African traditional literature is fraught with songs, dances, riddles, jokes, proverbs as well as chants, incantations, invocation, rituals and musical performances. Some of these features are found in earlier poet, Christopher Okigbo’s Labyrinths and comparatively recent poet, Christian Otobotekere’s A Sailor’s Son: in the wake of dance and games. Oral poetry in Izọn tradition is diverse but one that is often neglected in scholarly discourse is the elegiac poetry of the ‘Obobo bi’ or necromancy which involves songs, dances, rituals, recitations, incantations and performances. The study will focus on the orality, performative style and creativity in the spoken word as a sub-genre of African poetry. This paper therefore seeks to investigate the poetry of Obobo bi with the aim of projecting into scholarly attention and reveal the alienation, liminality and the hidden literary aesthetics of the obobo bi tradition. The study hinges on the post-colonialism theory. Data for the study were collected from live performances in the Kolokuma communities of Bayelsa State as well as from the researchers’ introspection. This study is relevant for scholarship and society because the tradition which is fast fading due to influence of Christianity is now being projected to the consciousness of the world as a form of oral literature.
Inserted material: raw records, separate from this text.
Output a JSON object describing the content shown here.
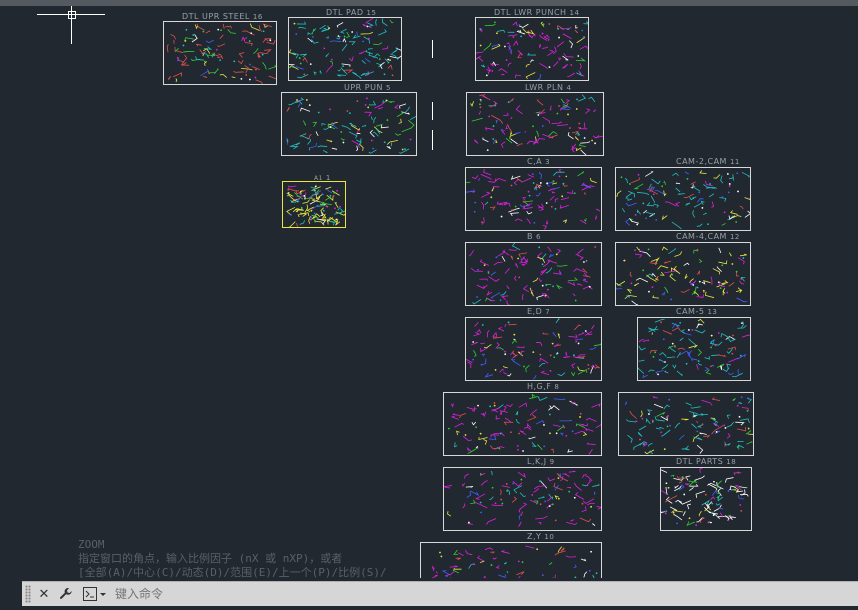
{
  "sheets": [
    {
      "id": "dtl-upr-steel",
      "title": "DTL UPR STEEL",
      "num": "16",
      "accent": "#e05050"
    },
    {
      "id": "dtl-pad",
      "title": "DTL PAD",
      "num": "15",
      "accent": "#22c0c0"
    },
    {
      "id": "dtl-lwr-punch",
      "title": "DTL LWR PUNCH",
      "num": "14",
      "accent": "#e020e0"
    },
    {
      "id": "upr-pun",
      "title": "UPR PUN",
      "num": "5",
      "accent": "#22c0c0"
    },
    {
      "id": "lwr-pln",
      "title": "LWR PLN",
      "num": "4",
      "accent": "#e020e0"
    },
    {
      "id": "a1",
      "title": "A1",
      "num": "1",
      "accent": "#e8e840"
    },
    {
      "id": "c-a",
      "title": "C,A",
      "num": "3",
      "accent": "#e020e0"
    },
    {
      "id": "cam-2",
      "title": "CAM-2,CAM",
      "num": "11",
      "accent": "#22c0c0"
    },
    {
      "id": "b",
      "title": "B",
      "num": "6",
      "accent": "#e020e0"
    },
    {
      "id": "cam-4",
      "title": "CAM-4,CAM",
      "num": "12",
      "accent": "#e8e840"
    },
    {
      "id": "e-d",
      "title": "E,D",
      "num": "7",
      "accent": "#e020e0"
    },
    {
      "id": "cam-5",
      "title": "CAM-5",
      "num": "13",
      "accent": "#22c0c0"
    },
    {
      "id": "h-g-f",
      "title": "H,G,F",
      "num": "8",
      "accent": "#e020e0"
    },
    {
      "id": "cam-extra",
      "title": "",
      "num": "",
      "accent": "#22c0c0"
    },
    {
      "id": "l-k-j",
      "title": "L,K,J",
      "num": "9",
      "accent": "#e020e0"
    },
    {
      "id": "dtl-parts",
      "title": "DTL PARTS",
      "num": "18",
      "accent": "#ffffff"
    },
    {
      "id": "z-y",
      "title": "Z,Y",
      "num": "10",
      "accent": "#e020e0"
    }
  ],
  "command_history": [
    "ZOOM",
    "指定窗口的角点，输入比例因子 (nX 或 nXP)，或者",
    "[全部(A)/中心(C)/动态(D)/范围(E)/上一个(P)/比例(S)/"
  ],
  "command_bar": {
    "placeholder": "键入命令",
    "close_icon": "close-icon",
    "settings_icon": "wrench-icon",
    "prompt_icon": "command-prompt-icon"
  }
}
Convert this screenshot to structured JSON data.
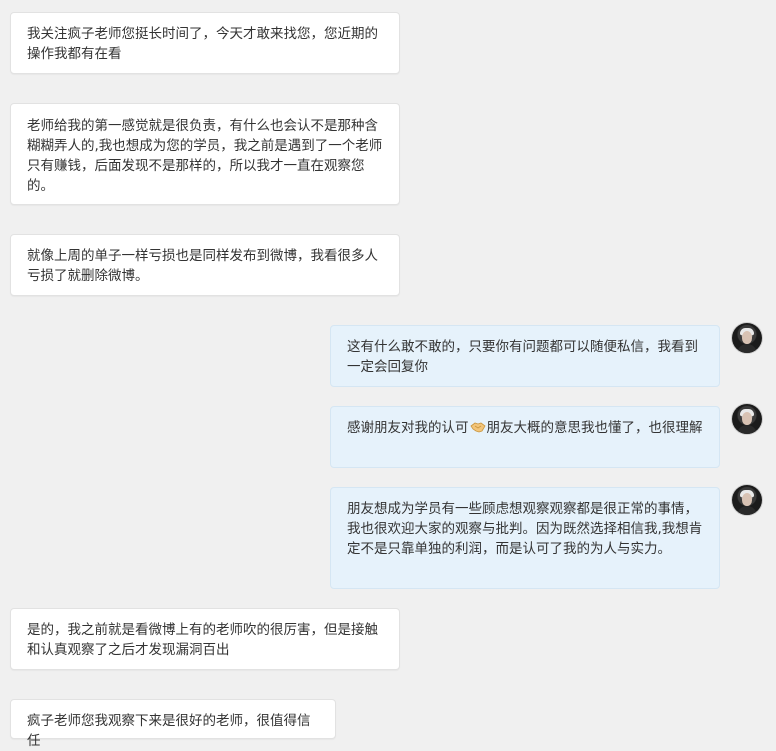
{
  "conversation": {
    "messages": [
      {
        "direction": "incoming",
        "text": "我关注疯子老师您挺长时间了，今天才敢来找您，您近期的操作我都有在看"
      },
      {
        "direction": "incoming",
        "text": "老师给我的第一感觉就是很负责，有什么也会认不是那种含糊糊弄人的,我也想成为您的学员，我之前是遇到了一个老师只有赚钱，后面发现不是那样的，所以我才一直在观察您的。"
      },
      {
        "direction": "incoming",
        "text": "就像上周的单子一样亏损也是同样发布到微博，我看很多人亏损了就删除微博。"
      },
      {
        "direction": "outgoing",
        "text": "这有什么敢不敢的，只要你有问题都可以随便私信，我看到一定会回复你"
      },
      {
        "direction": "outgoing",
        "text_before": "感谢朋友对我的认可",
        "emoji": "handshake-emoji",
        "text_after": "朋友大概的意思我也懂了，也很理解"
      },
      {
        "direction": "outgoing",
        "text": "朋友想成为学员有一些顾虑想观察观察都是很正常的事情，我也很欢迎大家的观察与批判。因为既然选择相信我,我想肯定不是只靠单独的利润，而是认可了我的为人与实力。"
      },
      {
        "direction": "incoming",
        "text": "是的，我之前就是看微博上有的老师吹的很厉害，但是接触和认真观察了之后才发现漏洞百出"
      },
      {
        "direction": "incoming",
        "text": "疯子老师您我观察下来是很好的老师，很值得信任"
      }
    ]
  },
  "colors": {
    "background": "#f0f0f0",
    "incoming_bubble": "#ffffff",
    "outgoing_bubble": "#e6f2fb",
    "text": "#333333"
  }
}
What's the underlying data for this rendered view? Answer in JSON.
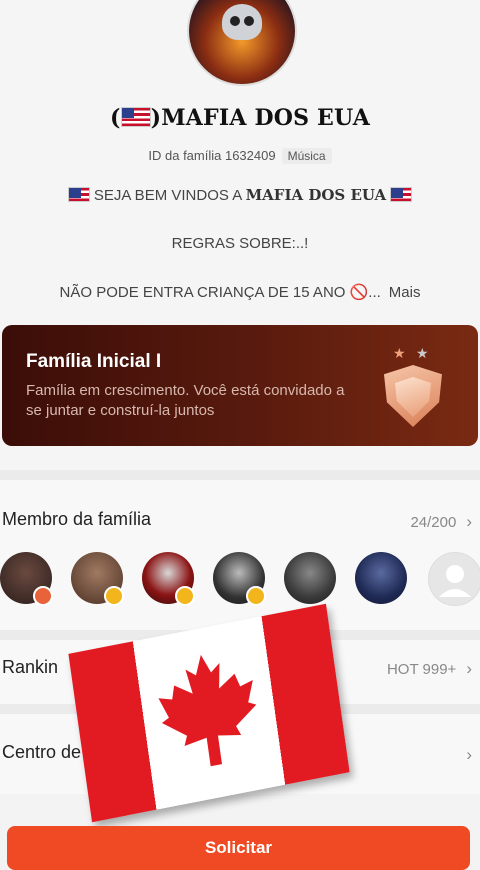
{
  "header": {
    "family_name": "MAFIA DOS EUA",
    "name_prefix": "(",
    "name_suffix": ")",
    "id_label": "ID da família 1632409",
    "category_tag": "Música"
  },
  "description": {
    "line1_prefix": "SEJA BEM VINDOS A",
    "line1_name": "MAFIA DOS EUA",
    "line2": "REGRAS SOBRE:..!",
    "line3": "NÃO PODE ENTRA  CRIANÇA DE 15 ANO 🚫...",
    "more_label": "Mais"
  },
  "banner": {
    "title": "Família Inicial I",
    "subtitle": "Família em crescimento. Você está convidado a se juntar e construí-la juntos"
  },
  "members": {
    "title": "Membro da família",
    "count": "24/200",
    "avatars": [
      {
        "name": "member-1",
        "color": "#3a2a28",
        "badge": "#e8623a"
      },
      {
        "name": "member-2",
        "color": "#6b4a3e",
        "badge": "#f2b51c"
      },
      {
        "name": "member-3",
        "color": "#9b1a1a",
        "badge": "#f2b51c"
      },
      {
        "name": "member-4",
        "color": "#2a2a2a",
        "badge": "#f2b51c"
      },
      {
        "name": "member-5",
        "color": "#4a4a4a",
        "badge": ""
      },
      {
        "name": "member-6",
        "color": "#1f2a55",
        "badge": ""
      }
    ]
  },
  "ranking": {
    "title": "Rankin",
    "value": "HOT 999+"
  },
  "center": {
    "title": "Centro de"
  },
  "footer": {
    "request_label": "Solicitar"
  }
}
Key words: Orality, incantations, necromancy, creativity, liminality, alienation.